### Materials provided ###
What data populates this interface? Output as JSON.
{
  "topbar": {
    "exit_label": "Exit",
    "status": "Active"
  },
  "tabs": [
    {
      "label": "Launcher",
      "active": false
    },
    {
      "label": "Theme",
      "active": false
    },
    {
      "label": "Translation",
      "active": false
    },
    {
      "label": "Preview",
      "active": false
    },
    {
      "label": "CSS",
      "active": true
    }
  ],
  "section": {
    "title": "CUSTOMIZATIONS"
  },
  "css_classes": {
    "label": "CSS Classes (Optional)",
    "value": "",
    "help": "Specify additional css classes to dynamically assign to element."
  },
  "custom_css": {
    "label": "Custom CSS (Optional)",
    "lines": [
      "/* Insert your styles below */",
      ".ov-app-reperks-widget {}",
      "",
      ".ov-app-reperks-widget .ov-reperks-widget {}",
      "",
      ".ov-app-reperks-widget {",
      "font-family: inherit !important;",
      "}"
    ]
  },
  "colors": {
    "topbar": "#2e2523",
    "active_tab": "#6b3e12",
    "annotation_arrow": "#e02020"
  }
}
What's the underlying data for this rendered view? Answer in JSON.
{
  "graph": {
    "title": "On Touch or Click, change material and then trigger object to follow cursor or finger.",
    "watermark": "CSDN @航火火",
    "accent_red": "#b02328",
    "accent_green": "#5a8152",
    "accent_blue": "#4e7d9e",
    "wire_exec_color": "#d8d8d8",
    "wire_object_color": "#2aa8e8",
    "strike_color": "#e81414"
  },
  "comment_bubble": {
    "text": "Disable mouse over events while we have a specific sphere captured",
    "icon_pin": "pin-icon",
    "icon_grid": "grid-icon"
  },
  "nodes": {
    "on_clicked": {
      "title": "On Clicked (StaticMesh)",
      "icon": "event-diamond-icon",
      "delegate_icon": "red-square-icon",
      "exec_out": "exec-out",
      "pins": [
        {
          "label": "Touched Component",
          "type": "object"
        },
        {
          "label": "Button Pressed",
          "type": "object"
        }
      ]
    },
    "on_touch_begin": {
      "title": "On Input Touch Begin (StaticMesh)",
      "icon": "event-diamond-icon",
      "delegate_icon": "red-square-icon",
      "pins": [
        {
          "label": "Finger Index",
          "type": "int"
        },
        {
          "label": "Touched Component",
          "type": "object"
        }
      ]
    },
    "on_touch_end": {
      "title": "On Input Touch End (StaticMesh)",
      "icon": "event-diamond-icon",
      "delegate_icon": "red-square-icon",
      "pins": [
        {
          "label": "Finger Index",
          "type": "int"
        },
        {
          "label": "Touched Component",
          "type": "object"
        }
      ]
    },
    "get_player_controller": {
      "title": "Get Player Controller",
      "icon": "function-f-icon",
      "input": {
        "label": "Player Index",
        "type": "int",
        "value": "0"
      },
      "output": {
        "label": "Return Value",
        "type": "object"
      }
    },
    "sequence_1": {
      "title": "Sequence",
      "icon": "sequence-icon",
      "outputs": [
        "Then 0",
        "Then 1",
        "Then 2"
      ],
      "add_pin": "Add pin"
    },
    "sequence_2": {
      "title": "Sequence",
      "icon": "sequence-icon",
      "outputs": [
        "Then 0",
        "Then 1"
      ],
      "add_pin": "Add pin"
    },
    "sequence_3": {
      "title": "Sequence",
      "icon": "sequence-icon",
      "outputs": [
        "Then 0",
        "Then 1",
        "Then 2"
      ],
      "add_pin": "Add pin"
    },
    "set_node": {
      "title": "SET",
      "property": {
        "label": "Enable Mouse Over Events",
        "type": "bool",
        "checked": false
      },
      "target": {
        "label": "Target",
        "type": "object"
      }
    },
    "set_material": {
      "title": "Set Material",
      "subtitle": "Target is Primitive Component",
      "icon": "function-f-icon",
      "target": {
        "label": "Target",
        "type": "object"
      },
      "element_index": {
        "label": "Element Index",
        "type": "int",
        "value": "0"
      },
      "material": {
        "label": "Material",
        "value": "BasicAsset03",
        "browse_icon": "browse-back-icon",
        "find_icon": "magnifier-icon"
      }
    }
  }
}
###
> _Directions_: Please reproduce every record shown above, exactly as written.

> _Finished task_:
What data populates this interface? Output as JSON.
{
  "topbar": {
    "exit_label": "Exit",
    "status": "Active"
  },
  "tabs": [
    {
      "label": "Launcher",
      "active": false
    },
    {
      "label": "Theme",
      "active": false
    },
    {
      "label": "Translation",
      "active": false
    },
    {
      "label": "Preview",
      "active": false
    },
    {
      "label": "CSS",
      "active": true
    }
  ],
  "section": {
    "title": "CUSTOMIZATIONS"
  },
  "css_classes": {
    "label": "CSS Classes (Optional)",
    "value": "",
    "help": "Specify additional css classes to dynamically assign to element."
  },
  "custom_css": {
    "label": "Custom CSS (Optional)",
    "lines": [
      "/* Insert your styles below */",
      ".ov-app-reperks-widget {}",
      "",
      ".ov-app-reperks-widget .ov-reperks-widget {}",
      "",
      ".ov-app-reperks-widget {",
      "font-family: inherit !important;",
      "}"
    ]
  },
  "colors": {
    "topbar": "#2e2523",
    "active_tab": "#6b3e12",
    "annotation_arrow": "#e02020"
  }
}
What's the underlying data for this rendered view? Answer in JSON.
{
  "graph": {
    "title": "On Touch or Click, change material and then trigger object to follow cursor or finger.",
    "watermark": "CSDN @航火火",
    "accent_red": "#b02328",
    "accent_green": "#5a8152",
    "accent_blue": "#4e7d9e",
    "wire_exec_color": "#d8d8d8",
    "wire_object_color": "#2aa8e8",
    "strike_color": "#e81414"
  },
  "comment_bubble": {
    "text": "Disable mouse over events while we have a specific sphere captured",
    "icon_pin": "pin-icon",
    "icon_grid": "grid-icon"
  },
  "nodes": {
    "on_clicked": {
      "title": "On Clicked (StaticMesh)",
      "icon": "event-diamond-icon",
      "delegate_icon": "red-square-icon",
      "exec_out": "exec-out",
      "pins": [
        {
          "label": "Touched Component",
          "type": "object"
        },
        {
          "label": "Button Pressed",
          "type": "object"
        }
      ]
    },
    "on_touch_begin": {
      "title": "On Input Touch Begin (StaticMesh)",
      "icon": "event-diamond-icon",
      "delegate_icon": "red-square-icon",
      "pins": [
        {
          "label": "Finger Index",
          "type": "int"
        },
        {
          "label": "Touched Component",
          "type": "object"
        }
      ]
    },
    "on_touch_end": {
      "title": "On Input Touch End (StaticMesh)",
      "icon": "event-diamond-icon",
      "delegate_icon": "red-square-icon",
      "pins": [
        {
          "label": "Finger Index",
          "type": "int"
        },
        {
          "label": "Touched Component",
          "type": "object"
        }
      ]
    },
    "get_player_controller": {
      "title": "Get Player Controller",
      "icon": "function-f-icon",
      "input": {
        "label": "Player Index",
        "type": "int",
        "value": "0"
      },
      "output": {
        "label": "Return Value",
        "type": "object"
      }
    },
    "sequence_1": {
      "title": "Sequence",
      "icon": "sequence-icon",
      "outputs": [
        "Then 0",
        "Then 1",
        "Then 2"
      ],
      "add_pin": "Add pin"
    },
    "sequence_2": {
      "title": "Sequence",
      "icon": "sequence-icon",
      "outputs": [
        "Then 0",
        "Then 1"
      ],
      "add_pin": "Add pin"
    },
    "sequence_3": {
      "title": "Sequence",
      "icon": "sequence-icon",
      "outputs": [
        "Then 0",
        "Then 1",
        "Then 2"
      ],
      "add_pin": "Add pin"
    },
    "set_node": {
      "title": "SET",
      "property": {
        "label": "Enable Mouse Over Events",
        "type": "bool",
        "checked": false
      },
      "target": {
        "label": "Target",
        "type": "object"
      }
    },
    "set_material": {
      "title": "Set Material",
      "subtitle": "Target is Primitive Component",
      "icon": "function-f-icon",
      "target": {
        "label": "Target",
        "type": "object"
      },
      "element_index": {
        "label": "Element Index",
        "type": "int",
        "value": "0"
      },
      "material": {
        "label": "Material",
        "value": "BasicAsset03",
        "browse_icon": "browse-back-icon",
        "find_icon": "magnifier-icon"
      }
    }
  }
}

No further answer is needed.